> **Assigned task**:
The records underneath are to be repeated exactly, with the pictures left out.

▼

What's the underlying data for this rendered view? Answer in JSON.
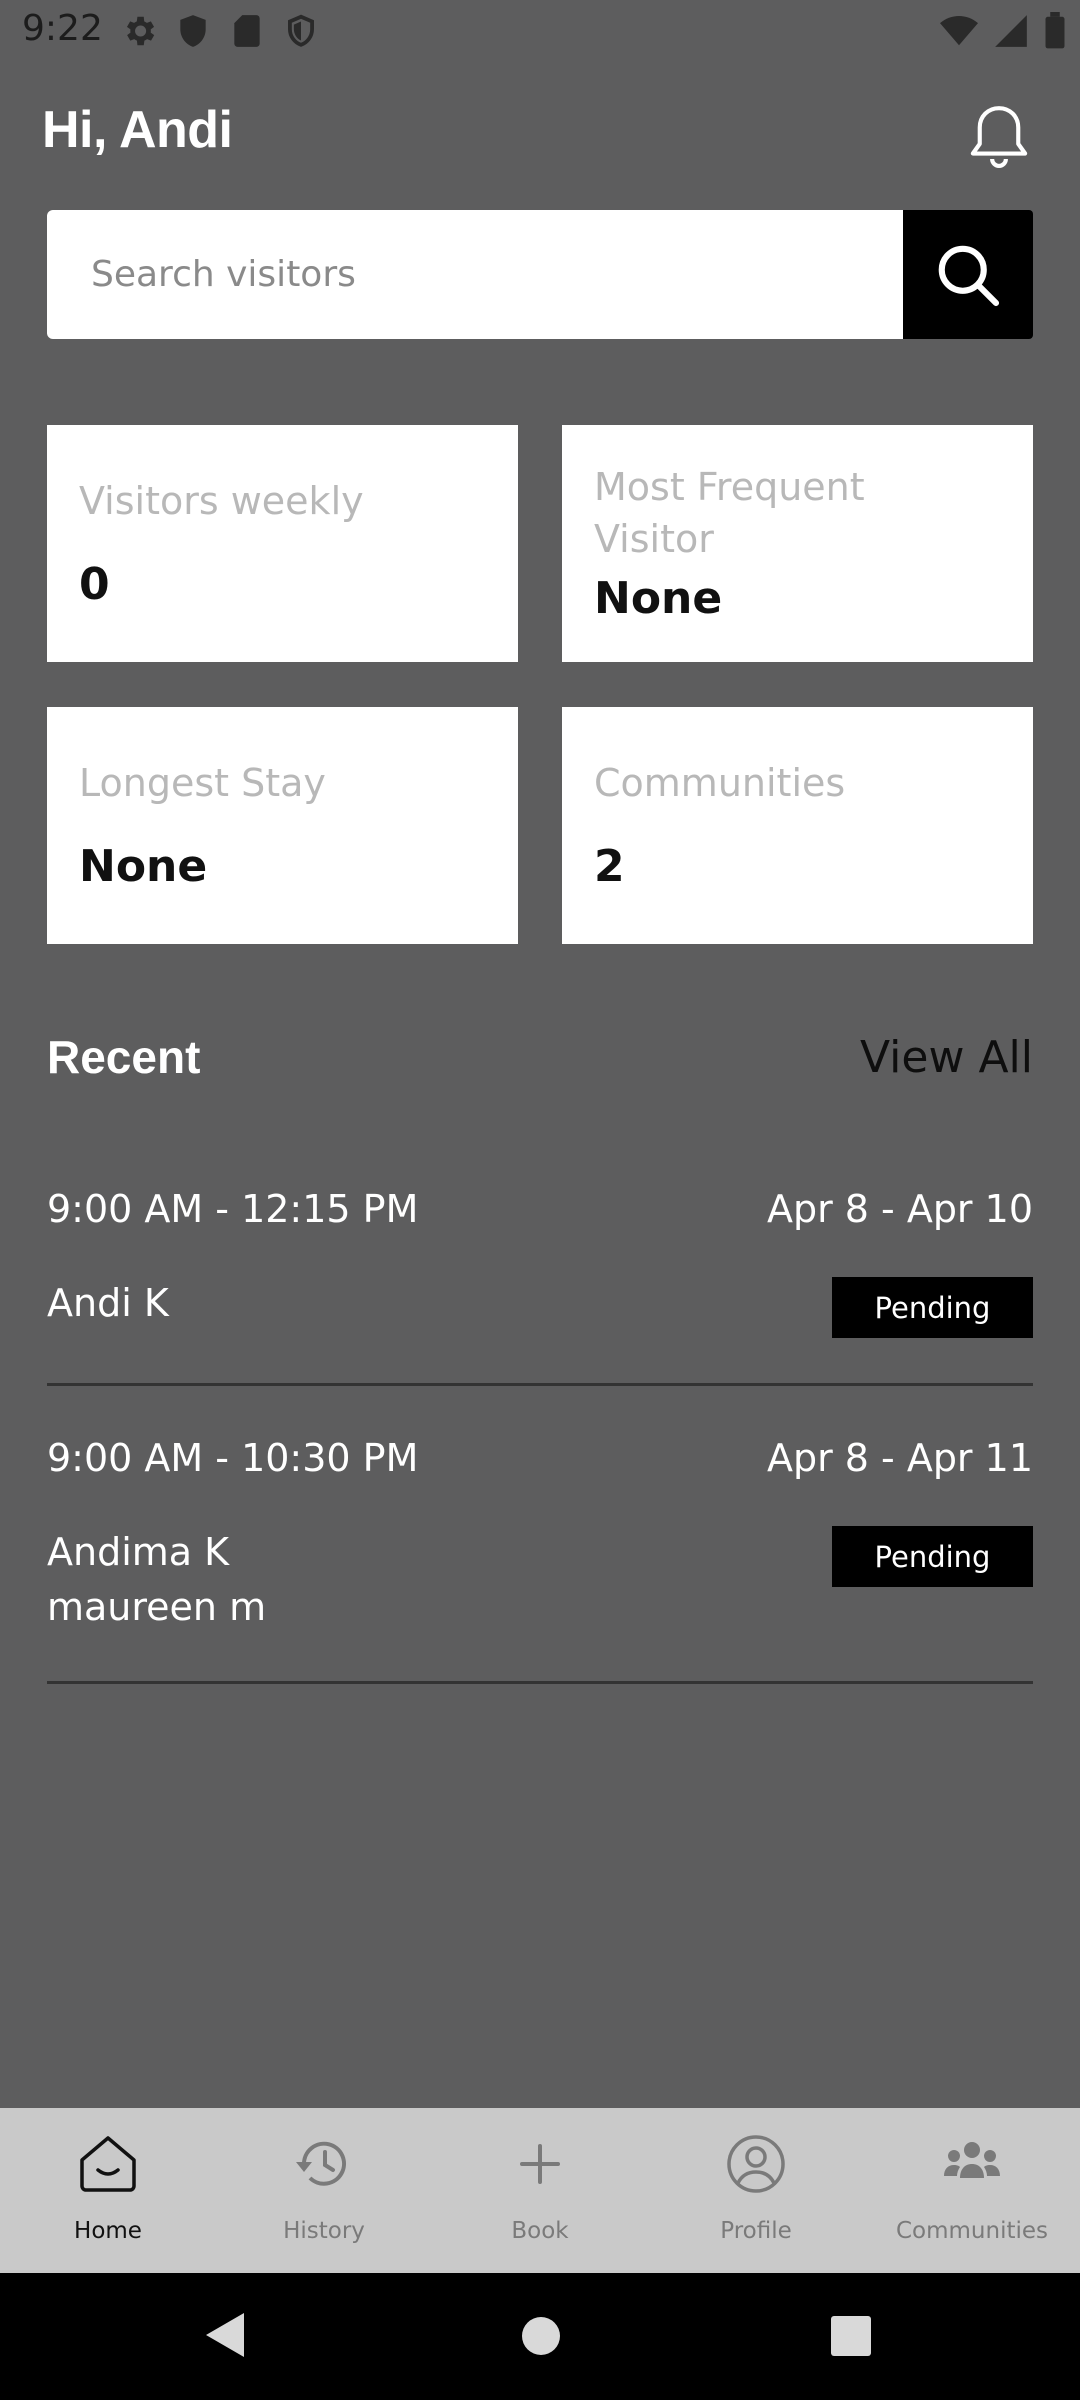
{
  "status_bar": {
    "time": "9:22",
    "left_icons": [
      "gear-icon",
      "shield-icon",
      "sd-card-icon",
      "privacy-shield-icon"
    ],
    "right_icons": [
      "wifi-icon",
      "cellular-signal-icon",
      "battery-icon"
    ]
  },
  "header": {
    "greeting": "Hi, Andi",
    "notification_icon": "bell-icon"
  },
  "search": {
    "placeholder": "Search visitors",
    "button_icon": "search-icon"
  },
  "stats": [
    {
      "label": "Visitors weekly",
      "value": "0"
    },
    {
      "label": "Most Frequent Visitor",
      "value": "None"
    },
    {
      "label": "Longest Stay",
      "value": "None"
    },
    {
      "label": "Communities",
      "value": "2"
    }
  ],
  "recent": {
    "title": "Recent",
    "view_all": "View All",
    "items": [
      {
        "time": "9:00 AM - 12:15 PM",
        "dates": "Apr 8 - Apr 10",
        "visitors": [
          "Andi K"
        ],
        "status": "Pending"
      },
      {
        "time": "9:00 AM - 10:30 PM",
        "dates": "Apr 8 - Apr 11",
        "visitors": [
          "Andima K",
          "maureen m"
        ],
        "status": "Pending"
      }
    ]
  },
  "bottom_nav": {
    "items": [
      {
        "label": "Home",
        "icon": "home-icon",
        "active": true
      },
      {
        "label": "History",
        "icon": "history-icon",
        "active": false
      },
      {
        "label": "Book",
        "icon": "plus-icon",
        "active": false
      },
      {
        "label": "Profile",
        "icon": "profile-icon",
        "active": false
      },
      {
        "label": "Communities",
        "icon": "group-icon",
        "active": false
      }
    ]
  },
  "system_nav": {
    "buttons": [
      "back-icon",
      "home-circle-icon",
      "recents-icon"
    ]
  },
  "colors": {
    "background": "#5d5d5e",
    "card": "#ffffff",
    "badge": "#000000",
    "nav_bar": "#c9c9c9"
  }
}
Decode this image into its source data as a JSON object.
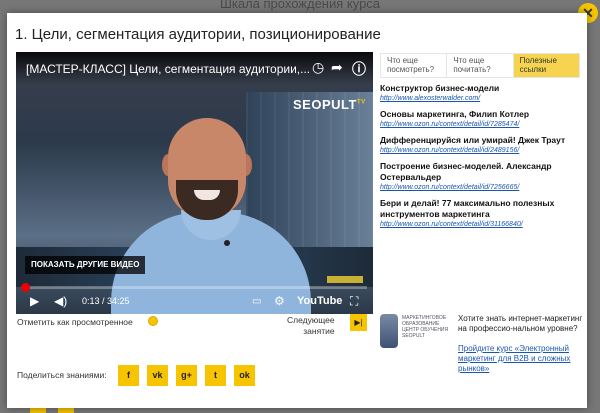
{
  "background": {
    "page_title": "Шкала прохождения курса"
  },
  "lesson": {
    "title": "1. Цели, сегментация аудитории, позиционирование"
  },
  "video": {
    "title": "[МАСТЕР-КЛАСС] Цели, сегментация аудитории,...",
    "channel_logo": "SEOPULT",
    "channel_logo_sup": "TV",
    "more_videos": "ПОКАЗАТЬ ДРУГИЕ ВИДЕО",
    "current_time": "0:13",
    "duration": "34:25",
    "time_display": "0:13 / 34:25",
    "progress_fraction": 0.006,
    "youtube_label": "YouTube",
    "icons": [
      "clock-icon",
      "share-icon",
      "info-icon",
      "play-icon",
      "volume-icon",
      "subtitles-icon",
      "settings-icon",
      "fullscreen-icon"
    ]
  },
  "tabs": [
    {
      "label": "Что еще посмотреть?",
      "active": false
    },
    {
      "label": "Что еще почитать?",
      "active": false
    },
    {
      "label": "Полезные ссылки",
      "active": true
    }
  ],
  "links": [
    {
      "title": "Конструктор бизнес-модели",
      "url": "http://www.alexosterwalder.com/"
    },
    {
      "title": "Основы маркетинга, Филип Котлер",
      "url": "http://www.ozon.ru/context/detail/id/7285474/"
    },
    {
      "title": "Дифференцируйся или умирай! Джек Траут",
      "url": "http://www.ozon.ru/context/detail/id/2489156/"
    },
    {
      "title": "Построение бизнес-моделей. Александр Остервальдер",
      "url": "http://www.ozon.ru/context/detail/id/7256665/"
    },
    {
      "title": "Бери и делай! 77 максимально полезных инструментов маркетинга",
      "url": "http://www.ozon.ru/context/detail/id/31166840/"
    }
  ],
  "actions": {
    "mark_watched": "Отметить как просмотренное",
    "next_line1": "Следующее",
    "next_line2": "занятие",
    "share_label": "Поделиться знаниями:"
  },
  "social": [
    {
      "icon": "facebook-icon",
      "glyph": "f"
    },
    {
      "icon": "vk-icon",
      "glyph": "vk"
    },
    {
      "icon": "googleplus-icon",
      "glyph": "g+"
    },
    {
      "icon": "twitter-icon",
      "glyph": "t"
    },
    {
      "icon": "odnoklassniki-icon",
      "glyph": "ok"
    }
  ],
  "promo": {
    "org": "МАРКЕТИНГОВОЕ ОБРАЗОВАНИЕ ЦЕНТР ОБУЧЕНИЯ SEOPULT",
    "text": "Хотите знать интернет-маркетинг на профессио-нальном уровне?",
    "link": "Пройдите курс «Электронный маркетинг для B2B и сложных рынков»"
  },
  "colors": {
    "accent": "#f6c400",
    "link": "#1a56b0",
    "progress": "#ee0000"
  }
}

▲

> **Problem solution**:
What's the underlying data for this rendered view? Answer in JSON.
{
  "status_bar": {
    "time": "9:22",
    "left_icons": [
      "gear-icon",
      "shield-icon",
      "sd-card-icon",
      "privacy-shield-icon"
    ],
    "right_icons": [
      "wifi-icon",
      "cellular-signal-icon",
      "battery-icon"
    ]
  },
  "header": {
    "greeting": "Hi, Andi",
    "notification_icon": "bell-icon"
  },
  "search": {
    "placeholder": "Search visitors",
    "button_icon": "search-icon"
  },
  "stats": [
    {
      "label": "Visitors weekly",
      "value": "0"
    },
    {
      "label": "Most Frequent Visitor",
      "value": "None"
    },
    {
      "label": "Longest Stay",
      "value": "None"
    },
    {
      "label": "Communities",
      "value": "2"
    }
  ],
  "recent": {
    "title": "Recent",
    "view_all": "View All",
    "items": [
      {
        "time": "9:00 AM - 12:15 PM",
        "dates": "Apr 8 - Apr 10",
        "visitors": [
          "Andi K"
        ],
        "status": "Pending"
      },
      {
        "time": "9:00 AM - 10:30 PM",
        "dates": "Apr 8 - Apr 11",
        "visitors": [
          "Andima K",
          "maureen m"
        ],
        "status": "Pending"
      }
    ]
  },
  "bottom_nav": {
    "items": [
      {
        "label": "Home",
        "icon": "home-icon",
        "active": true
      },
      {
        "label": "History",
        "icon": "history-icon",
        "active": false
      },
      {
        "label": "Book",
        "icon": "plus-icon",
        "active": false
      },
      {
        "label": "Profile",
        "icon": "profile-icon",
        "active": false
      },
      {
        "label": "Communities",
        "icon": "group-icon",
        "active": false
      }
    ]
  },
  "system_nav": {
    "buttons": [
      "back-icon",
      "home-circle-icon",
      "recents-icon"
    ]
  },
  "colors": {
    "background": "#5d5d5e",
    "card": "#ffffff",
    "badge": "#000000",
    "nav_bar": "#c9c9c9"
  }
}
Decode this image into its source data as a JSON object.
{
  "background": {
    "page_title": "Шкала прохождения курса"
  },
  "lesson": {
    "title": "1. Цели, сегментация аудитории, позиционирование"
  },
  "video": {
    "title": "[МАСТЕР-КЛАСС] Цели, сегментация аудитории,...",
    "channel_logo": "SEOPULT",
    "channel_logo_sup": "TV",
    "more_videos": "ПОКАЗАТЬ ДРУГИЕ ВИДЕО",
    "current_time": "0:13",
    "duration": "34:25",
    "time_display": "0:13 / 34:25",
    "progress_fraction": 0.006,
    "youtube_label": "YouTube",
    "icons": [
      "clock-icon",
      "share-icon",
      "info-icon",
      "play-icon",
      "volume-icon",
      "subtitles-icon",
      "settings-icon",
      "fullscreen-icon"
    ]
  },
  "tabs": [
    {
      "label": "Что еще посмотреть?",
      "active": false
    },
    {
      "label": "Что еще почитать?",
      "active": false
    },
    {
      "label": "Полезные ссылки",
      "active": true
    }
  ],
  "links": [
    {
      "title": "Конструктор бизнес-модели",
      "url": "http://www.alexosterwalder.com/"
    },
    {
      "title": "Основы маркетинга, Филип Котлер",
      "url": "http://www.ozon.ru/context/detail/id/7285474/"
    },
    {
      "title": "Дифференцируйся или умирай! Джек Траут",
      "url": "http://www.ozon.ru/context/detail/id/2489156/"
    },
    {
      "title": "Построение бизнес-моделей. Александр Остервальдер",
      "url": "http://www.ozon.ru/context/detail/id/7256665/"
    },
    {
      "title": "Бери и делай! 77 максимально полезных инструментов маркетинга",
      "url": "http://www.ozon.ru/context/detail/id/31166840/"
    }
  ],
  "actions": {
    "mark_watched": "Отметить как просмотренное",
    "next_line1": "Следующее",
    "next_line2": "занятие",
    "share_label": "Поделиться знаниями:"
  },
  "social": [
    {
      "icon": "facebook-icon",
      "glyph": "f"
    },
    {
      "icon": "vk-icon",
      "glyph": "vk"
    },
    {
      "icon": "googleplus-icon",
      "glyph": "g+"
    },
    {
      "icon": "twitter-icon",
      "glyph": "t"
    },
    {
      "icon": "odnoklassniki-icon",
      "glyph": "ok"
    }
  ],
  "promo": {
    "org": "МАРКЕТИНГОВОЕ ОБРАЗОВАНИЕ ЦЕНТР ОБУЧЕНИЯ SEOPULT",
    "text": "Хотите знать интернет-маркетинг на профессио-нальном уровне?",
    "link": "Пройдите курс «Электронный маркетинг для B2B и сложных рынков»"
  },
  "colors": {
    "accent": "#f6c400",
    "link": "#1a56b0",
    "progress": "#ee0000"
  }
}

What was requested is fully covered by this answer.